Aureole etc.

Golden Age singers

Nimbus on-line

Faure songs
Charlotte de Rothschild (soprano);

  Founder: Len Mullenger
Classical Editor: Rob Barnett

Buy through MusicWeb for £12.49 postage paid World-wide. Immediate delivery

Purchase button

Somei SATOH (b.1947)
Birds in Warped Time II (date of composition not given) [10:24]
Claude DEBUSSY (1862-1918)

Sonata for violin and piano (ca. 1915) [12:00]
Olivier MESSIAEN (1908-1992)

Thème et Variations (1932) [7:09]
Toru TAKEMITSU (1930-1996)

Distance de Fée (1951) [6:18]
Maurice RAVEL (1875-1937)

Sonata for violin and piano (1923-27) [16:55]
Anne Akiko Meyers, violin
Li Jian, piano
Recorded on 27 and 28 August 2002 at Seiji Ozawa Hall, Tanglewood, Massachusetts DDD
AVIE 0024 [52:54]

With dozens of fine recordings of the sonatas of Debussy and Ravel available, a record label needs one of two things to justify another release: a star performer with a unique interpretation, or some interesting filler works to make the duplication worthwhile. Avie, in this impressive release by Anne Akiko Meyers and Li Jian, have lots of the former, and enough of the latter to make it work.

Opening with Somei Satohís Birds in Warped Time II, Ms. Meyers and Mr. Li set an atmospheric stage, one that entices us to listen. A dreamy, new-agey piece of ear candy, this is a work that runs out of ideas before it runs out of notes. Nonetheless, the performers deliver a sincere rendition, and there is a relaxing, ethereal quality to the playing. The best, though, is yet to come.

Little need be said about the merits of the sonatas by impressionist masters Claude Debussy and Maurice Ravel. They have long been established in the repertoire, and I for one will say without hesitation that they are two of the greatest works in the genre. Why then, record them again.
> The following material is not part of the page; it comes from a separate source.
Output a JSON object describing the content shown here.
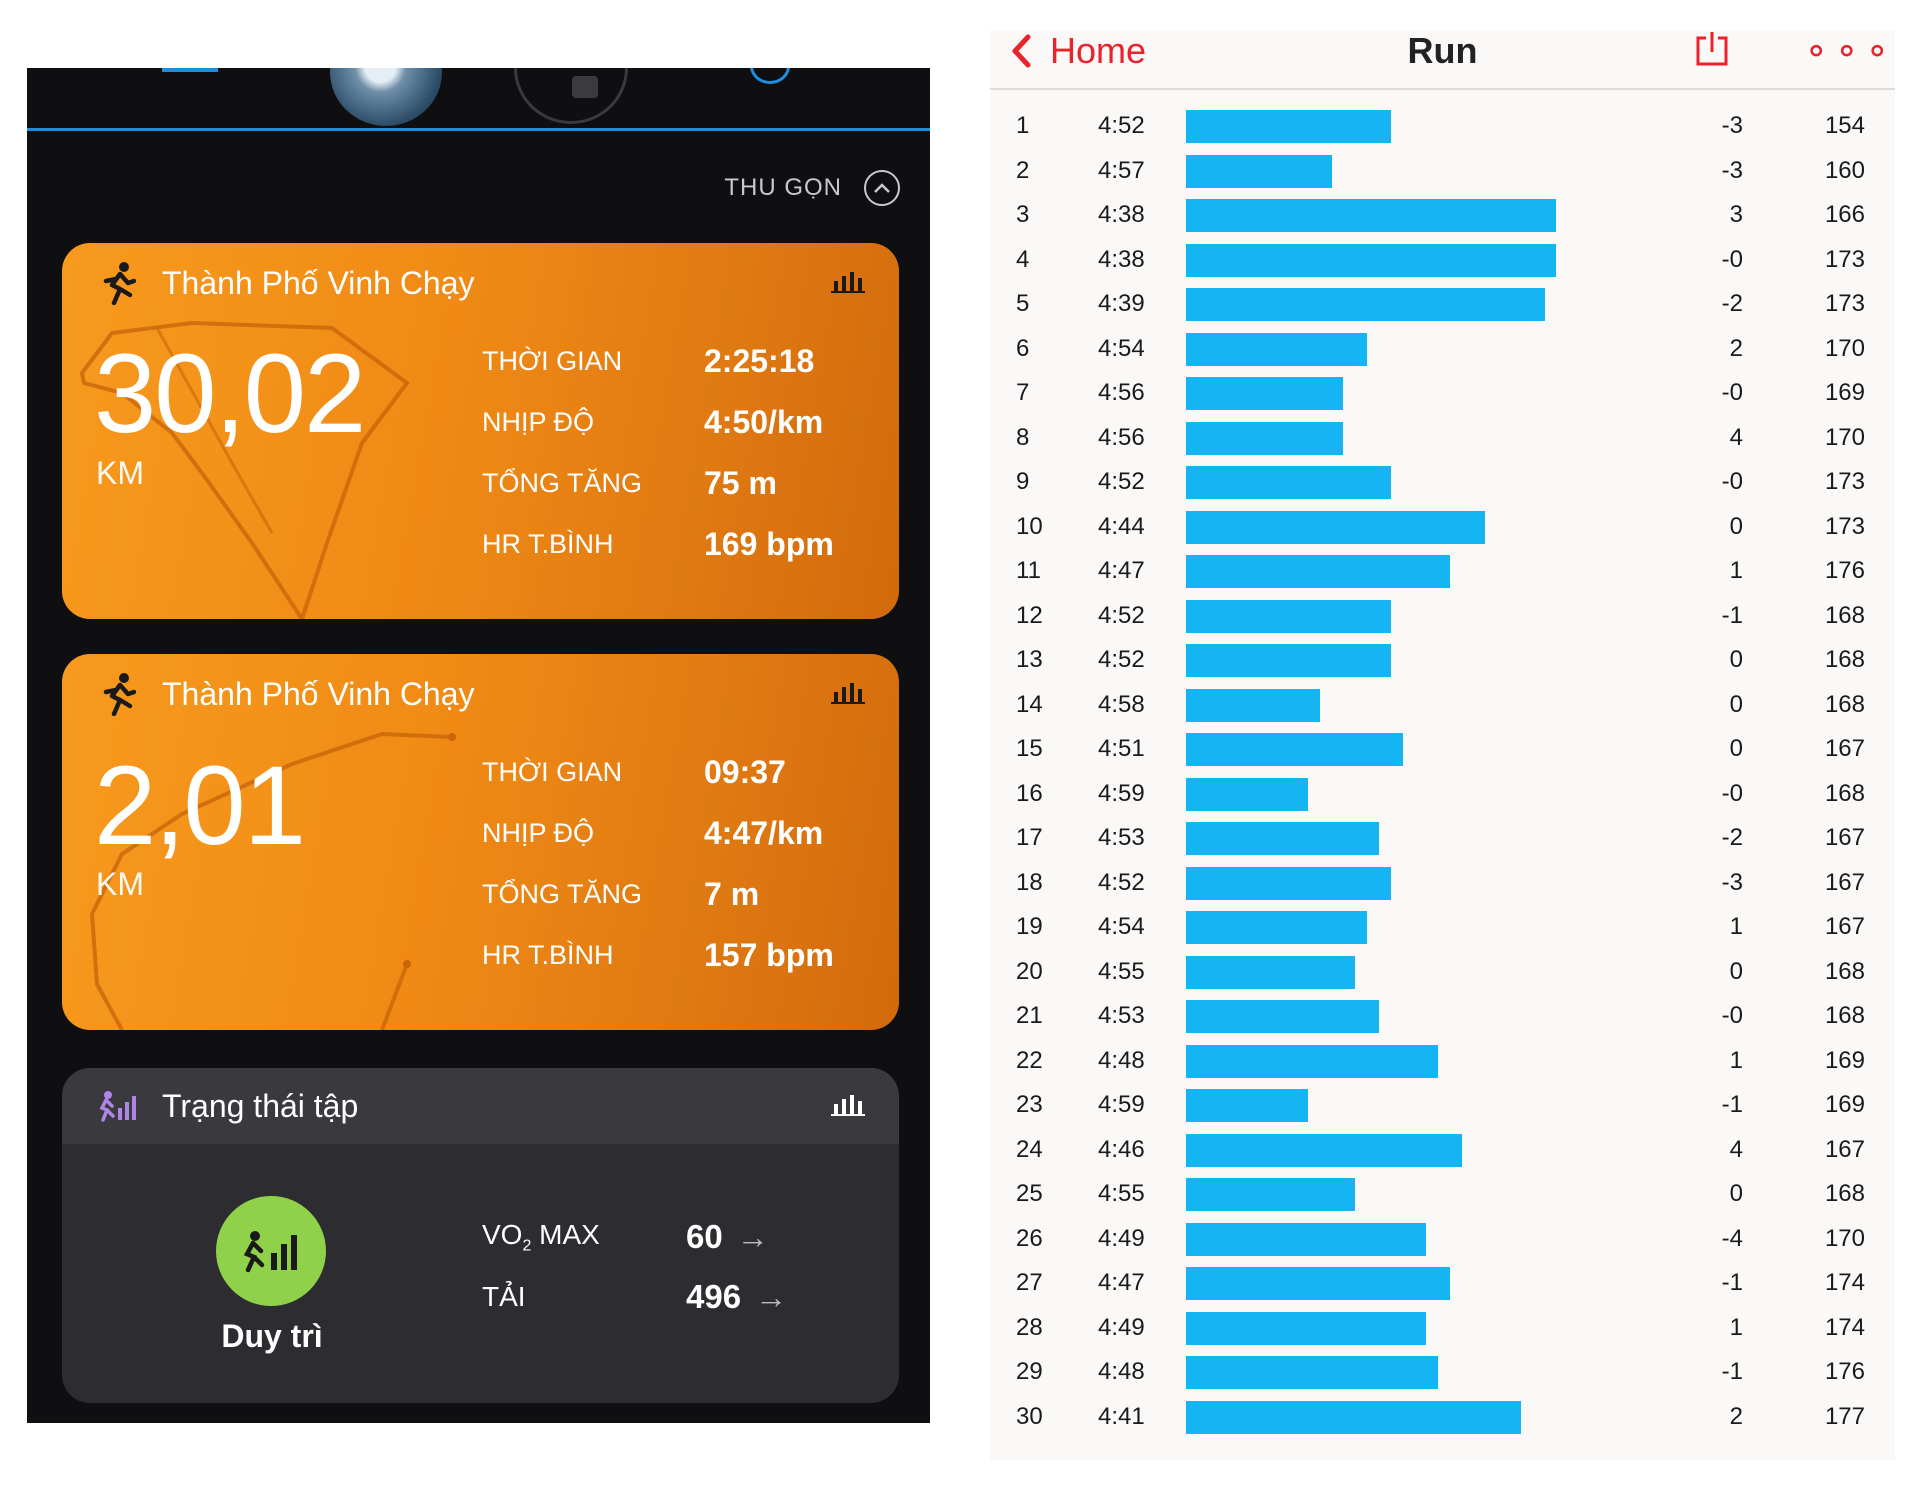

In this case, the answer is self-evident. Ms. Meyers and Mr. Li play them with a Parisian panache that is breathtaking. Urgent, playful and oh-so refined, these are some of the finest readings that I have ever heard of what are indeed two of my favorite pieces of chamber music. These performances capture beautifully the spirit of the café society of the roaring twenties. Of particular merit is the manner with which Ms. Meyers handles the bluesy/jazzy elements of the pieces. The second movement of the Ravel is in points downright racy. This is quite an accomplishment.
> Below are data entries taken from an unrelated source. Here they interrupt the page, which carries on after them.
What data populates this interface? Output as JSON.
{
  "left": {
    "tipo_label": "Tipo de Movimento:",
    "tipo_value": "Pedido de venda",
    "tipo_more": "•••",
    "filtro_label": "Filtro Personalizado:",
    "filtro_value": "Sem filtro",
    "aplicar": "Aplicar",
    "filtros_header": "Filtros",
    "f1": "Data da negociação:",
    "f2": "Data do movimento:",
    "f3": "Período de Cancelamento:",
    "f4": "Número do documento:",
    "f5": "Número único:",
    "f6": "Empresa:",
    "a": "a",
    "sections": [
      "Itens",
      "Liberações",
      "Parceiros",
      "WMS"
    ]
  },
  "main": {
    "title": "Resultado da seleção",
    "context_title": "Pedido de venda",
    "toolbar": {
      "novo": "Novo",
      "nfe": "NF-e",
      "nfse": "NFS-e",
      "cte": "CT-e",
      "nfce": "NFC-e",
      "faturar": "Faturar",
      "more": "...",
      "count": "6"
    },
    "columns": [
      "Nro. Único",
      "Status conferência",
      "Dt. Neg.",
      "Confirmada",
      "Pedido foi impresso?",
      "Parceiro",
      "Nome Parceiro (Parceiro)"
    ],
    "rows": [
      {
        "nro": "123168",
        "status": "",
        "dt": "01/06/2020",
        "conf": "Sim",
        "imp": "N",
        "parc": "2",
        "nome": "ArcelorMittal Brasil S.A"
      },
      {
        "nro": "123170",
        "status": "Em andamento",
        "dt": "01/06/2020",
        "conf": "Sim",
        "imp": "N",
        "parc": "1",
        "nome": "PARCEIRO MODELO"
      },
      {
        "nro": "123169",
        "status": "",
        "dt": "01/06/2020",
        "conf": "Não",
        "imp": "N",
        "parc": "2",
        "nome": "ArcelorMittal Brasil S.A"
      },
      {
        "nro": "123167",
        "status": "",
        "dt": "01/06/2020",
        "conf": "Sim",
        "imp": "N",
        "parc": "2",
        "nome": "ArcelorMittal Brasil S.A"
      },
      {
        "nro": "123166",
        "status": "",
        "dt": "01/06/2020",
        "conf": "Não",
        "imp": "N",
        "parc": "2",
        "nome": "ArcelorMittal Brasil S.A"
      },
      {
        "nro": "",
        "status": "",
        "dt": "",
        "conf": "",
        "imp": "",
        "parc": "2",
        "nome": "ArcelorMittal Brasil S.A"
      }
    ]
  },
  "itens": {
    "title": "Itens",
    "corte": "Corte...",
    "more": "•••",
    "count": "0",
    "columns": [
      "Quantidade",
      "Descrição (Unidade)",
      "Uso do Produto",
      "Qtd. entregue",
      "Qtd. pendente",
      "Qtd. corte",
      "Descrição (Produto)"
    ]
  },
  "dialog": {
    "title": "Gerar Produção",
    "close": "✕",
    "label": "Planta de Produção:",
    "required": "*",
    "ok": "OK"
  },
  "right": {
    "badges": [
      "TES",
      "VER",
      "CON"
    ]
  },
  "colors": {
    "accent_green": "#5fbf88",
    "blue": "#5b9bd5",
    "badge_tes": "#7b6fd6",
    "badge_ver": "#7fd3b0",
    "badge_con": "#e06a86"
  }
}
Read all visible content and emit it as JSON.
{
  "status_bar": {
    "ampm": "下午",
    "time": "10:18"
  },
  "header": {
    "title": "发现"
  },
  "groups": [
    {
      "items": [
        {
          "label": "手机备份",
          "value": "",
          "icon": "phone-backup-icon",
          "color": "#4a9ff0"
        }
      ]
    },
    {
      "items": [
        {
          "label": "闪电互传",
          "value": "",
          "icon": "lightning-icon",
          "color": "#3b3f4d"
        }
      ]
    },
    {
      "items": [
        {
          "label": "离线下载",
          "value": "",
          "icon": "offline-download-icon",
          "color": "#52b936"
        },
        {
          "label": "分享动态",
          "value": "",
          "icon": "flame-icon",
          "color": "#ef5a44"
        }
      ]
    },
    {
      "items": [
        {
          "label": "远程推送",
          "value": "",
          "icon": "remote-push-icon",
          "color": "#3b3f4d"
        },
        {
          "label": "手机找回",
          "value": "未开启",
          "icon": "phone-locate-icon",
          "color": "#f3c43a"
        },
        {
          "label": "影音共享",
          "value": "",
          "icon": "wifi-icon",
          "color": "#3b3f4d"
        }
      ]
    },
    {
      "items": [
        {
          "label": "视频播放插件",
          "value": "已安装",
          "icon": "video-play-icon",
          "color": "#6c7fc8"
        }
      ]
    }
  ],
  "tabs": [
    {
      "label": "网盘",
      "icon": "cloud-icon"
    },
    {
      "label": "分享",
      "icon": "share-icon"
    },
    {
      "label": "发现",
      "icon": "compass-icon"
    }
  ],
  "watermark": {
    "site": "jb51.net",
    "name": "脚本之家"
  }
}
Rounding out the program is an early Theme and Variations set by Olivier Messiaen, who in his later years was consistently guilty of long, rambling and self-indulgent works that were veiled in the cloak of mysticism. This is a taut work and the influence of Ravel is obvious. Lyrical and to the point, it is a worthy piece and a nice, well-executed addition to this recital.

Toru Takemitsu is famously quoted as saying that the Japanese do not understand "allegro." Thus, much of his music is calm and slow of tempo. The 1951 Distance de Fée (Distant Fairy) is one of several pieces from the composer that deal with the concept of distance and space. Although it is evocative of some dream-like landscape, it does hold the listenerís interest with enough forward motion to keep it from becoming stagnant. Brief but effective, it is beautifully played.
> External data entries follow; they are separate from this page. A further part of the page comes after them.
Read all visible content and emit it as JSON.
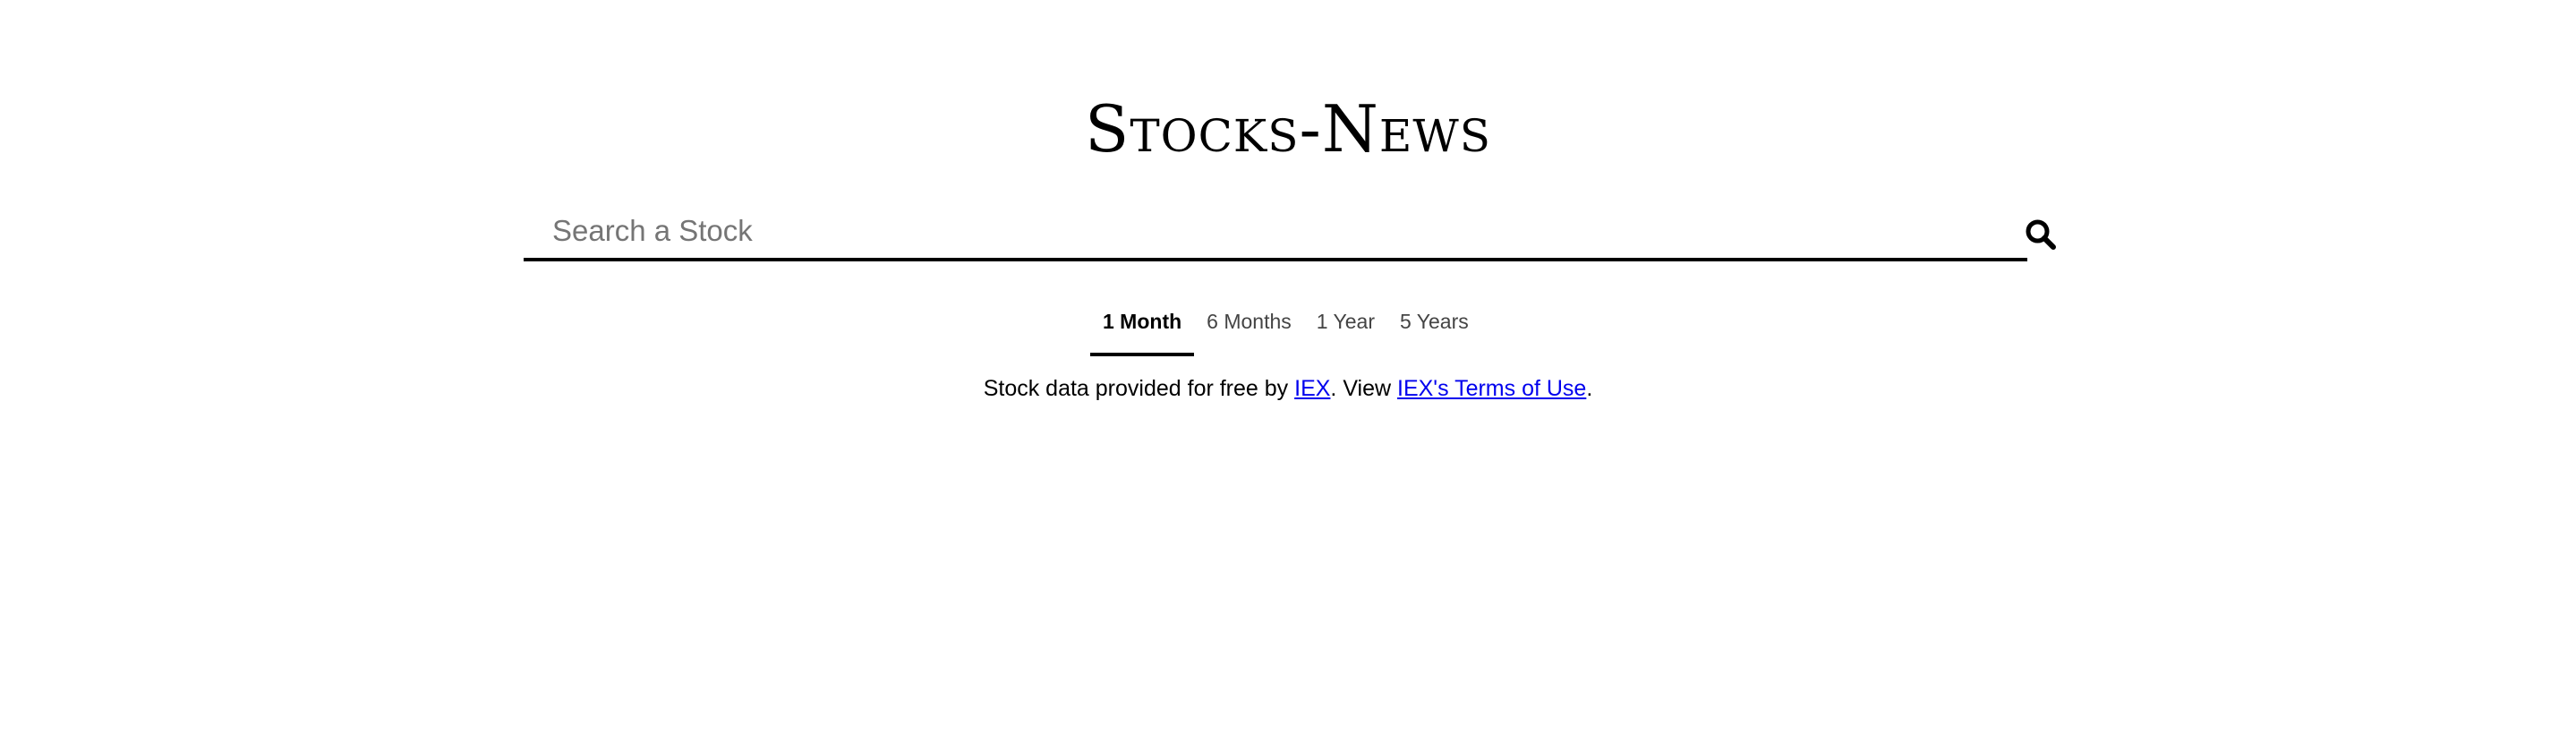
{
  "header": {
    "title": "Stocks-News"
  },
  "search": {
    "placeholder": "Search a Stock",
    "value": "",
    "icon": "search-icon"
  },
  "tabs": [
    {
      "label": "1 Month",
      "active": true
    },
    {
      "label": "6 Months",
      "active": false
    },
    {
      "label": "1 Year",
      "active": false
    },
    {
      "label": "5 Years",
      "active": false
    }
  ],
  "credit": {
    "prefix": "Stock data provided for free by ",
    "link1": "IEX",
    "middle": ". View ",
    "link2": "IEX's Terms of Use",
    "suffix": "."
  },
  "colors": {
    "link": "#0000ee",
    "placeholder": "#757575",
    "text": "#000000"
  }
}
Avie, if they are indeed trying to become a major player in the classical record market, are certainly going about it in all the right ways. Excellent production values abound here with top-notch sound quality, literate and interesting liner notes and in general, attractive packaging. Thus far, all of the discs that have come my way from this company have been consistently world-class, and if this is a harbinger of things to come, the classical music world has a welcome new major player. This disc is highly recommended.

Kevin Sutton

Jonathan Woolf also listened to this recording


Return to Index

Untitled Document

Reviews from previous months
Join the mailing list and receive a hyperlinked weekly update on the discs reviewed. details
We welcome feedback on our reviews. Please use the Bulletin Board
Please paste in the first line of your comments the URL of the review to which you refer.